Finally, you inquire as to whether the attorney sending the electronic discovery has a duty to remove metadata from the files prior to production thereof. The Committee believes that, absent an agreement with the other parties (such as is contemplated in proposed Federal Ruls 16(b)(5) and (6), the sending attorney has an ethical obligation to take reasonable measures to avoid the disclosure of confidential or work product materials imbedded in the electronic discovery. The Committee believes that this ethical obligation arises out of a combination of Rule 1.1, which provides that a lawyer shall provide competent representation to a client, together with Rule 1.6, which obligates the lawyer not to reveal confidential information relating to the representation of a client. See generally, New York State Bar Association Committee on Professional Ethics Opinion 782 (2004), concluding that attorneys have an obligation to “stay abreast of technological advances” and to behave reasonably in accordance with the risks involved in the technology they use. This is not to say, however, that every inadvertent disclosure of privileged or work product material would constitute a violation of Rules 1.1 and/or 1.6 since each case would have to be evaluated based on the facts and circumstances applicable thereto.

We thank you for your inquiry and hope that the foregoing is responsive thereto. Opinions of the Committee may be obtained from the MSBA web site:

[1]  Comment 3 to ABA Model Rule 4.4 states that where an attorney is not required by applicable law to return an inadvertently produced document, “the decision to voluntarily return such a document is a matter of professional judgment ordinarily reserved to the lawyer.
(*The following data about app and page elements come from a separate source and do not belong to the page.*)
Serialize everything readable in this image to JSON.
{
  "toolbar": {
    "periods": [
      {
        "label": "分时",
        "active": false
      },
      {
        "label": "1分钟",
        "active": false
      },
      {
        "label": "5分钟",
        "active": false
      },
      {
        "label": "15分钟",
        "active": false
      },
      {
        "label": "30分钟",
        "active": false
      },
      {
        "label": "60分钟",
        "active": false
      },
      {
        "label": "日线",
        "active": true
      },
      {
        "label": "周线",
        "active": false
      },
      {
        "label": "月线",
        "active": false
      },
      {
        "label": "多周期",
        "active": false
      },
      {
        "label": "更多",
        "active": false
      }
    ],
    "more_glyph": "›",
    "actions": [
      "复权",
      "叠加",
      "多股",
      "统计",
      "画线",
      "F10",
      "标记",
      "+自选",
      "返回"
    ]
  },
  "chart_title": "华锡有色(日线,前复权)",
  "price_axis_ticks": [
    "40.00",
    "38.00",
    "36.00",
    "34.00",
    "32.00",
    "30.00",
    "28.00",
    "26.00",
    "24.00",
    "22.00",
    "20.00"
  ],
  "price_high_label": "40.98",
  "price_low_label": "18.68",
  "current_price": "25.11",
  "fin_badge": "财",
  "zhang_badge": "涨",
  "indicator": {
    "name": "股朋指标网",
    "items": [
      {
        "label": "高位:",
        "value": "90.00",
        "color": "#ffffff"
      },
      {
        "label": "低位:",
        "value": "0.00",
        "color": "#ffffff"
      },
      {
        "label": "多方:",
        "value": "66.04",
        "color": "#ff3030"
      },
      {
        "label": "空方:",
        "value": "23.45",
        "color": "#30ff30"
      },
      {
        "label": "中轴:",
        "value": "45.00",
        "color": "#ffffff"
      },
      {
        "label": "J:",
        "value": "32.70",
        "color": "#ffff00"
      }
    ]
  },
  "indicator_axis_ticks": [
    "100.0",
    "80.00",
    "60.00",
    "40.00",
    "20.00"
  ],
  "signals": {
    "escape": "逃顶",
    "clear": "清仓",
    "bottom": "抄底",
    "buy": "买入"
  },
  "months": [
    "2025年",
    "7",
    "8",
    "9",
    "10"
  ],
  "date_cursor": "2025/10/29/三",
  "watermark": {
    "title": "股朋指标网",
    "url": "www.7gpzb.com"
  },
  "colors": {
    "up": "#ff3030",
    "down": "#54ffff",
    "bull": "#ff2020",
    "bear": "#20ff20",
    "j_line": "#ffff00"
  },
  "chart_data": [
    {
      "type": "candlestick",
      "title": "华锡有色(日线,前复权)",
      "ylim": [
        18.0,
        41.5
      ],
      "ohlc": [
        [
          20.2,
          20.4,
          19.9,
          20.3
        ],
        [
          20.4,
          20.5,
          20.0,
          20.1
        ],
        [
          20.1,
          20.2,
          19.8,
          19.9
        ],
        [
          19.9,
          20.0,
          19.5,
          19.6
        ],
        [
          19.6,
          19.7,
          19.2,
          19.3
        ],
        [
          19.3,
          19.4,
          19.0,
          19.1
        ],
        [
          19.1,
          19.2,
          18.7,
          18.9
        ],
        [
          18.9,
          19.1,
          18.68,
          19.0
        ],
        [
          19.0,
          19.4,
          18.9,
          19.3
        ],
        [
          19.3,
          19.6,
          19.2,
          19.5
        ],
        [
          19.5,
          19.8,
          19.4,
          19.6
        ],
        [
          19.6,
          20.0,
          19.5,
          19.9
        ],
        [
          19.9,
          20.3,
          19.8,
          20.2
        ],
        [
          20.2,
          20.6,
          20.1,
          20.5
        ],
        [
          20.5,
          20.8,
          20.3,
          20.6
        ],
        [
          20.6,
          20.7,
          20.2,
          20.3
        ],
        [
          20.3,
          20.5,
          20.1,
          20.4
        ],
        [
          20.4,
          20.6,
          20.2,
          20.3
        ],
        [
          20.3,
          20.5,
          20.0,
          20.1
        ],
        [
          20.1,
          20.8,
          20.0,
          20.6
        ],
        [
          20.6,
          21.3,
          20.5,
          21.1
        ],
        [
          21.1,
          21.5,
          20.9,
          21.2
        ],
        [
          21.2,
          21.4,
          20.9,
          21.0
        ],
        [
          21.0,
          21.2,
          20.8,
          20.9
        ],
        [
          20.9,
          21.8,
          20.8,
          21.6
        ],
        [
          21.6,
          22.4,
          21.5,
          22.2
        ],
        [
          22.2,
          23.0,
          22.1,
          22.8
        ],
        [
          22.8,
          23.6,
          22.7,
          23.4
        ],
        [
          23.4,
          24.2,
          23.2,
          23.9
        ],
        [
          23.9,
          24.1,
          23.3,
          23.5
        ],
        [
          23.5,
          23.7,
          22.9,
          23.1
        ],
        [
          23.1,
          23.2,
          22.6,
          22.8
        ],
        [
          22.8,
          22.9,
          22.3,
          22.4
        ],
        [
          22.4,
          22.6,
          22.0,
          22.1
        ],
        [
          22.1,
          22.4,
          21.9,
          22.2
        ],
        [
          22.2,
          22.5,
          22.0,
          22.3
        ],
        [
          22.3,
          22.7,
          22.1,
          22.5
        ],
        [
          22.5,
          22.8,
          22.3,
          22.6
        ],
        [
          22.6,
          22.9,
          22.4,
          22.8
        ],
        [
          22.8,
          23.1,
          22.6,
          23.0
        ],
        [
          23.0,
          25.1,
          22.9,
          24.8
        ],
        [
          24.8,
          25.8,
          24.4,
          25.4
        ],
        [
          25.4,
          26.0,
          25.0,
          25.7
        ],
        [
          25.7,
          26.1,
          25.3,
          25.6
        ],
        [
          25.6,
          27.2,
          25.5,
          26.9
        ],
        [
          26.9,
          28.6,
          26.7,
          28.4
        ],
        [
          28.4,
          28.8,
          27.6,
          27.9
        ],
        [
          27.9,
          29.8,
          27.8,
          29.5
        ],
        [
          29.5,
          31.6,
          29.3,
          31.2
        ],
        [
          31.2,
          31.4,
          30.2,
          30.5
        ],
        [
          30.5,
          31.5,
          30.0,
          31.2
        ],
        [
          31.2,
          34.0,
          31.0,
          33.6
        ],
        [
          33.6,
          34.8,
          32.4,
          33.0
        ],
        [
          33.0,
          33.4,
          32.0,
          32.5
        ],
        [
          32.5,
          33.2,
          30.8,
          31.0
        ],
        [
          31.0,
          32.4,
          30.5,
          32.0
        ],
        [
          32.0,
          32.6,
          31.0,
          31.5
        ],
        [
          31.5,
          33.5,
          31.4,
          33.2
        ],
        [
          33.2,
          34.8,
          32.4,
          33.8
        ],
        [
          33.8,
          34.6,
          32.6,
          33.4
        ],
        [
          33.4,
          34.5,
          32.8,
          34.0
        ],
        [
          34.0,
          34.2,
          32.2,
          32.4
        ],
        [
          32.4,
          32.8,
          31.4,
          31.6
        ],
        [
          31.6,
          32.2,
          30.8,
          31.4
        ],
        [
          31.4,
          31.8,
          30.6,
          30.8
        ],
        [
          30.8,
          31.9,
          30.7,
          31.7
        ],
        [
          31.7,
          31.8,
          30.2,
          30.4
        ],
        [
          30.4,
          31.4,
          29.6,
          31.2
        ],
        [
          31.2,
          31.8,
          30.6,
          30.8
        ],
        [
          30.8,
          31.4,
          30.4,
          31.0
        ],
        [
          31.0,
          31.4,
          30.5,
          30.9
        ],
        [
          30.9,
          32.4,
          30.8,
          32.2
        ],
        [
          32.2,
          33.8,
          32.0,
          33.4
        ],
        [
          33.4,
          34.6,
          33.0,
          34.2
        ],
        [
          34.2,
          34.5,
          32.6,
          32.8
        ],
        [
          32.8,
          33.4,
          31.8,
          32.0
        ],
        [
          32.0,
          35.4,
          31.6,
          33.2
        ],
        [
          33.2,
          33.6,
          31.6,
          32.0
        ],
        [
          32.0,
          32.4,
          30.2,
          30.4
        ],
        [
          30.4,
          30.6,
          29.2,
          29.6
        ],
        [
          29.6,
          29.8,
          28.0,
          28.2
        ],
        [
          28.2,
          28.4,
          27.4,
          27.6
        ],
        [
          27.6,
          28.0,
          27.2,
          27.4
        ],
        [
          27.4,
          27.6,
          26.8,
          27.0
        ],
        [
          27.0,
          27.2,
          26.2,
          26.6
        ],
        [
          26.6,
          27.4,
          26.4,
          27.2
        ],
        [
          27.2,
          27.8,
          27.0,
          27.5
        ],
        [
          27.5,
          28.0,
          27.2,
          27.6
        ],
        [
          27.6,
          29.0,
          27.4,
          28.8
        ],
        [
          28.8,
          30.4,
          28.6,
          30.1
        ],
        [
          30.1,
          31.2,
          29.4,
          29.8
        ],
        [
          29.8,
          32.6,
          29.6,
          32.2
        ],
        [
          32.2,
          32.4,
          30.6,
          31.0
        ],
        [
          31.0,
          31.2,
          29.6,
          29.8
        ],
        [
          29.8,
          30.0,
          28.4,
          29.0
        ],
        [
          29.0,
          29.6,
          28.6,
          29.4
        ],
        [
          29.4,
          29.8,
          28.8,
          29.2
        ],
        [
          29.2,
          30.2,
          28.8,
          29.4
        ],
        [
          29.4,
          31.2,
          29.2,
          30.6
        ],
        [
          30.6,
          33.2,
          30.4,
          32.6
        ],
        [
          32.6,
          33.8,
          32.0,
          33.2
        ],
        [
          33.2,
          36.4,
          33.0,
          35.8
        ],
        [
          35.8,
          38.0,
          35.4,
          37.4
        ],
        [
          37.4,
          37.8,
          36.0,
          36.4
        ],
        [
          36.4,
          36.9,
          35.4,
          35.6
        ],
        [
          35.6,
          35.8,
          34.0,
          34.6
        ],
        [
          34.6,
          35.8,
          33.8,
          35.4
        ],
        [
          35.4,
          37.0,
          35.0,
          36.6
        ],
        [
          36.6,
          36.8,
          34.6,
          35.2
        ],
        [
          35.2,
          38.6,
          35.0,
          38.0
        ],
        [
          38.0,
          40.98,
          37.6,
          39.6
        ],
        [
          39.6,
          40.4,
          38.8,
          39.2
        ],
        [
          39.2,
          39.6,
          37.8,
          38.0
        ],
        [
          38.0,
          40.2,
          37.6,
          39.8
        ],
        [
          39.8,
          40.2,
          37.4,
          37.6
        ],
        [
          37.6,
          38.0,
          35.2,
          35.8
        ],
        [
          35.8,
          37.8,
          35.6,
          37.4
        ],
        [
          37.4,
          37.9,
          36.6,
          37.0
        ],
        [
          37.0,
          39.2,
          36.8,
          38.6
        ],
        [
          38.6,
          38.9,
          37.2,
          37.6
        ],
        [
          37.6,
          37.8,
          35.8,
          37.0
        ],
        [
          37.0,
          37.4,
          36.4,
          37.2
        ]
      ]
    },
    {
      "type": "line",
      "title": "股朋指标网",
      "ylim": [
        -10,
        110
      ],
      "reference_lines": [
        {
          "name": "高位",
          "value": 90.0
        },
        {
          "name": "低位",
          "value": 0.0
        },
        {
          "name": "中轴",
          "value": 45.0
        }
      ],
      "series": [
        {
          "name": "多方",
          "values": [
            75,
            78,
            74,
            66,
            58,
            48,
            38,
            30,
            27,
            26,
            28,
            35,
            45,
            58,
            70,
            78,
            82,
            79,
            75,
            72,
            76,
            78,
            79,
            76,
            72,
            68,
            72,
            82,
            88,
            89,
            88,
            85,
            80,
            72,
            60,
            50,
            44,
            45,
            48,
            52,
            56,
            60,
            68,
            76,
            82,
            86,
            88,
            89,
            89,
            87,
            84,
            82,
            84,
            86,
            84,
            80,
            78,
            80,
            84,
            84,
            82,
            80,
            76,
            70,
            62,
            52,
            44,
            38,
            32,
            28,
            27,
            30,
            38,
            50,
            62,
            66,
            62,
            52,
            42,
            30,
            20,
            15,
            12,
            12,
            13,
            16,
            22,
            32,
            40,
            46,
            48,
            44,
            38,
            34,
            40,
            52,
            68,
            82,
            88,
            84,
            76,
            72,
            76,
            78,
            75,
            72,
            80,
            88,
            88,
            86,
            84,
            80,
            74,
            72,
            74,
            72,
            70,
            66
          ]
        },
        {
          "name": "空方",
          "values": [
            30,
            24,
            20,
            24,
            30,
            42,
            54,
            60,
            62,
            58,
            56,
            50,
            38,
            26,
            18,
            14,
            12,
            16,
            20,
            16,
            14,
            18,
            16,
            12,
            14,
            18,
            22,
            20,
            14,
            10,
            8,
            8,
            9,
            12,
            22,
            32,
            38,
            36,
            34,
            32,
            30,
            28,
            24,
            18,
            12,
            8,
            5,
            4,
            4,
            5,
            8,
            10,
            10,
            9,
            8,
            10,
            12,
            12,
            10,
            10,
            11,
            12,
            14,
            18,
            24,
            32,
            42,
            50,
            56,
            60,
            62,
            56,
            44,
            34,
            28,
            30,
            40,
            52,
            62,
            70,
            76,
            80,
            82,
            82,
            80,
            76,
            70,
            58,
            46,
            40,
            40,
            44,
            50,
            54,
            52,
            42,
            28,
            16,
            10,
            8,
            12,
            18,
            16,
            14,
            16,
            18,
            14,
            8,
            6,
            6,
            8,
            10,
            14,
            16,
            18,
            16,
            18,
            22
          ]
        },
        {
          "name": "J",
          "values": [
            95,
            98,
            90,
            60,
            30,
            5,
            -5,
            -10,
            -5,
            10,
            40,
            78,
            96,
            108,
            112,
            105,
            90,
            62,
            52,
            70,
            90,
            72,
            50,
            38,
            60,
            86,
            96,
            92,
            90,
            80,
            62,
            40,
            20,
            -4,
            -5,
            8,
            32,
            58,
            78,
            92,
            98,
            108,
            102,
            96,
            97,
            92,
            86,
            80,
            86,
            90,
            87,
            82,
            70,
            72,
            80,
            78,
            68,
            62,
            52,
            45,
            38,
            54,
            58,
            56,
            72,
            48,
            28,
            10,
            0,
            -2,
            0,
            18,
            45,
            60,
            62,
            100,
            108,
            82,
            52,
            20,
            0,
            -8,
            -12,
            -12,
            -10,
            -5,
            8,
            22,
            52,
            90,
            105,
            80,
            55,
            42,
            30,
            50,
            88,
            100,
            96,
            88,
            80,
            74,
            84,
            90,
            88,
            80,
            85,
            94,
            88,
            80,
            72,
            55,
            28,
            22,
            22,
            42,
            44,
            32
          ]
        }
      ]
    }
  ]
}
See Rules 1.2 and 1.4.” 

[2]  For a detailed discussion of problems and suggested solutions concerning electronic discovery, the inadvertent disclosure of privileged or work-product materials, and the legal standards for waiver under federal law and Maryland law, see the excellent opinion of Magistrate Judge Grimm in Hopson v. Mayor & City Council of Baltimore, 232 F.R.D. 228 (2005).